Task =
Without the pictures, copy all the entries below exactly.

'''

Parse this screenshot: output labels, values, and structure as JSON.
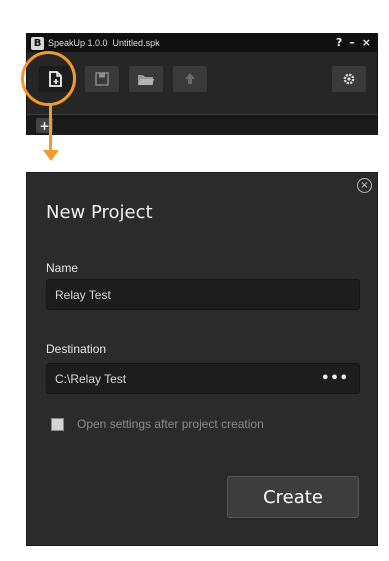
{
  "app": {
    "logo_text": "B",
    "name": "SpeakUp 1.0.0",
    "file": "Untitled.spk",
    "controls": {
      "help": "?",
      "minimize": "–",
      "close": "×"
    }
  },
  "toolbar": {
    "buttons": [
      {
        "icon": "new-file-icon",
        "state": "active"
      },
      {
        "icon": "save-icon"
      },
      {
        "icon": "open-folder-icon"
      },
      {
        "icon": "upload-icon"
      },
      {
        "icon": "gear-icon"
      }
    ],
    "add_tab_label": "+"
  },
  "callout": {
    "color": "#f39a2a"
  },
  "dialog": {
    "title": "New Project",
    "close_label": "×",
    "name_label": "Name",
    "name_value": "Relay Test",
    "destination_label": "Destination",
    "destination_value": "C:\\Relay Test",
    "browse_label": "•••",
    "checkbox_label": "Open settings after project creation",
    "checkbox_checked": false,
    "create_label": "Create"
  }
}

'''

Solved exercise =
Parse this screenshot: output labels, values, and structure as JSON.
{
  "app": {
    "logo_text": "B",
    "name": "SpeakUp 1.0.0",
    "file": "Untitled.spk",
    "controls": {
      "help": "?",
      "minimize": "–",
      "close": "×"
    }
  },
  "toolbar": {
    "buttons": [
      {
        "icon": "new-file-icon",
        "state": "active"
      },
      {
        "icon": "save-icon"
      },
      {
        "icon": "open-folder-icon"
      },
      {
        "icon": "upload-icon"
      },
      {
        "icon": "gear-icon"
      }
    ],
    "add_tab_label": "+"
  },
  "callout": {
    "color": "#f39a2a"
  },
  "dialog": {
    "title": "New Project",
    "close_label": "×",
    "name_label": "Name",
    "name_value": "Relay Test",
    "destination_label": "Destination",
    "destination_value": "C:\\Relay Test",
    "browse_label": "•••",
    "checkbox_label": "Open settings after project creation",
    "checkbox_checked": false,
    "create_label": "Create"
  }
}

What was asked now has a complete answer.